The group met on 7 April to talk about concepts of life and death, both in biology and in the general public.
The meaning of “life” and “death” appear to be intuitively obvious until we start asking specifically “what is it that is alive?” “Organism” can be a tricky concept. The term implies that something is organized, but science would reject the questions “by whom?” and “for what end?” We might accept “by what?” (natural selection) and “to what end?” (reproductive success), but when we attempt precision – and prediction – using these answers, we find them elusive.
It can be useful to distinguish between the person, the organism, and the system, all of which might be considered alive, but not in the same way.
PETERSON ET AL. 2010
Peterson, Michael, William Hasker, Bruce Reichenbach, and David Basinger (2010) Philosophy of religion: selected readings. Oxford University Press. pp. 461-464.
Does some aspect of the person persist through death? Christians have claimed that people persist through death or are, in some way, reconstituted after death? Note that these are very different positions.
Humans may have an immortal component that survives, usually called a soul. (Plato, Augustine, Ibn Sina, Maimonides, Ibn Rushd, Aquinas; not Biblical)
Alternatively, God may recreate individuals in the world to come. (Also Aquinas)

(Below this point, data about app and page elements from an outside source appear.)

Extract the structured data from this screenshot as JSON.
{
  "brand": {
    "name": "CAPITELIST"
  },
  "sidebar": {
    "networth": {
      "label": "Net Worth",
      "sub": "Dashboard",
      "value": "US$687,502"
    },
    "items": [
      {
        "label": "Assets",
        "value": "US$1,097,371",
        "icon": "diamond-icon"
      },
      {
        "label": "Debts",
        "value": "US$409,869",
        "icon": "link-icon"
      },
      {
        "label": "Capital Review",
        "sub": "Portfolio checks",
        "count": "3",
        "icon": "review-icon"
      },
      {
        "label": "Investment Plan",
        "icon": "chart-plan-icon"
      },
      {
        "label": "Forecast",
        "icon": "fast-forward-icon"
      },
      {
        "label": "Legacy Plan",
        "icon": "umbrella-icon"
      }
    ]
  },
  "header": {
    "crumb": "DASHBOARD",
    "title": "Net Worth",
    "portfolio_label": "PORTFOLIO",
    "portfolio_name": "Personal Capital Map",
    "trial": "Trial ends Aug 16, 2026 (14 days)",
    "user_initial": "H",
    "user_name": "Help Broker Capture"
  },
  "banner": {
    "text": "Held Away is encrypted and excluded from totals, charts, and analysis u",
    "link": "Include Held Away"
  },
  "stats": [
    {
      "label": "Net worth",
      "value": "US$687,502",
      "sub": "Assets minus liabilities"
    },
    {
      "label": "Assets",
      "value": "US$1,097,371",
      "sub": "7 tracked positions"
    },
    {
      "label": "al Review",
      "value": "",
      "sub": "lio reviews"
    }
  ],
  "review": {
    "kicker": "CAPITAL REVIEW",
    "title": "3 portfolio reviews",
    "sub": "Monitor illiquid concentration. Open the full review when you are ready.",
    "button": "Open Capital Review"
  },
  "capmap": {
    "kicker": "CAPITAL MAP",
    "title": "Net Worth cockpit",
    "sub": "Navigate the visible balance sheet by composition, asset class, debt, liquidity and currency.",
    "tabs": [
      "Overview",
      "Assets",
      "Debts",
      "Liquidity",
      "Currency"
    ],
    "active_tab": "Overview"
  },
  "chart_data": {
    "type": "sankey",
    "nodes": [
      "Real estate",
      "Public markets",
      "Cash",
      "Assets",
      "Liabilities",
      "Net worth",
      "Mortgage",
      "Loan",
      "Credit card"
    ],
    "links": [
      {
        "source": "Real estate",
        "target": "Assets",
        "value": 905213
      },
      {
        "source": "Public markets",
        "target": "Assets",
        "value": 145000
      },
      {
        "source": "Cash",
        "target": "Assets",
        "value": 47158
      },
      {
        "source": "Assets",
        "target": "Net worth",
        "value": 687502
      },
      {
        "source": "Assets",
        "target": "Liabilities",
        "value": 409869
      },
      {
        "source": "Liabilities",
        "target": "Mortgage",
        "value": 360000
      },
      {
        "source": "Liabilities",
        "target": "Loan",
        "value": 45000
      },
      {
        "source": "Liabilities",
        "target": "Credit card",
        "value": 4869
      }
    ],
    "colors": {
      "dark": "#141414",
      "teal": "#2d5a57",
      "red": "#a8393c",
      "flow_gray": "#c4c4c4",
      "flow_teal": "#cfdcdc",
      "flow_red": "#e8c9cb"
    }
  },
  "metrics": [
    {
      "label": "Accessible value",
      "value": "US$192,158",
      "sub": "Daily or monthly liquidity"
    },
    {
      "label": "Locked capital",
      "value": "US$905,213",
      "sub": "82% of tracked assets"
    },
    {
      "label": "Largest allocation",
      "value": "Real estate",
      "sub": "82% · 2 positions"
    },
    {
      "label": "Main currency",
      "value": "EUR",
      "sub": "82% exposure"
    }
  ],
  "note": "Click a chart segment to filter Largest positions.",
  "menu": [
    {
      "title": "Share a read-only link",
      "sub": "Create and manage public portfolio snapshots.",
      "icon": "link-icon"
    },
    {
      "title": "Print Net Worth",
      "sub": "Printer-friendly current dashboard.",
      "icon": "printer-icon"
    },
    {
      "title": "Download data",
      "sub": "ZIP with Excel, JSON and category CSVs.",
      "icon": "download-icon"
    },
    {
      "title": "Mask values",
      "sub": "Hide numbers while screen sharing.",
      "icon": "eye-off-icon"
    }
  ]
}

It is important to ask what persists in either case. Will the memory be retained? The character? The relationships? The will? Different authors construct this differently. General consensus holds that “self” will persist, but what is self?
Dualist interpretations often make the physical organism corruptible and the spiritual or mental intellect immortal. (Plato, Descartes)
Is there a difference between a continuous person (Locke claimed that identity is continual consciousness, though sleep may be a problem here) and a recreated person (John Hick imagines God creating a replica of the individual from memory)?
How would we convince ourselves of life after death? Authority? A priori arguments (e.g., Plato, Kant)? A posteriori arguments (e.g., resurrection or transmission of information from a non-physical entity to a physical observer)? Note that the question of resuscitation vs. resurrection is one of continuity vs. recreation. Is this tractable in science?
Hindu, Buddhist, and Taoist thinkers suggest that the question is poorly framed. Aspects of life may be passed on (e.g., karma) without any individual or essential self. If there is transmission, what is the unit of transmission? Alternatively, there may be only one self (e.g., Atman) existing in multiple manifestations. The discussion hangs on ontology – what fundamental things you can talk about.
Mix, LJ. (2015) Defending definitions of life. Astrobiology. 15(1): 15-19.
What do we mean when we use these words in science: life, alive, living, biological (of life), metabolic (of living chemistry)… ?
Pornography Definition: “I can’t say what it is, but I know it when I see it.” This is too vague to do work but still popular. What ontology does it cover?
Woese Life: possessing small subunit rRNA. When talking about life, we frequently specifically about Earth life, which shares a number of common features, including information processing via ribosomes. We could be explicit about when we are talking about this set of things, or any set constructed via phylogenetic tree.
Darwin Life: exhibiting evolution by natural selection. This is one of the most popular definitions of life in the current literature. I suggest that it is really a research program rather than a definition because evolution is poorly characterized with regards to individuals. What are the units of selection? What are the units of inheritance? Are they the same, and if not, which of the two is alive? We are accustomed to speaking of generations as the time between fertilizations in sexually reproducing species, but this does not cover the vast majority of life on Earth. Do gametophytes count as alive? Gametes? Seeds? Spores? Viruses? Plasmids? Transposons? What about things that replicate in silico?
Haldane Life: exhibiting metabolism and maintenance. This is the other most popular definition, but faces similar problems. What unit will we use? This becomes particularly clear when we speak of organisms? Where do we draw the lines? Humans are obligate symbionts with our microflora; does that make us one organism? At what point do endosymbiotic parasites become organelles? Are our prostheses part of us? Does a nuclear reactor count as metabolic? It cannot persist without human maintenance and supports human survival.
Note that Haldane life captures the difference of alive vs. dead as well as living vs. non-living. The other definitions do not and must include fossils and artifacts (iPhones have selected, variable, heritable code components).
When an individual organism of Homo sapiens dies but genes, cells, even tissues may persist. To what, if any, physical phenomenon do we attach personhood? What would the consequences be for euthanasia, medicine, reproductive technologies, and inheritance?
As a biological concept, when we speak of genes persisting through generations, we are really talking about gene “types” persisting, rather than specific polynucleotide. This is usually and ideal concept of type and not empirical. What do we mean? Is it the information content that we maintain? Information in this sense is not separable from an interpreter. Who (what) is the interpreter? How much variation do we allow before it is a new type? Such questions will be necessary to mathematize our Darwinian concept of life and, I think, necessary to consider it properly empirical.
For more on this topic, check out last semester’s discussions, starting here https://sciencespiritscripture.wordpress.com/2014/09/15/meeting-31-summary-groundwork-for-death/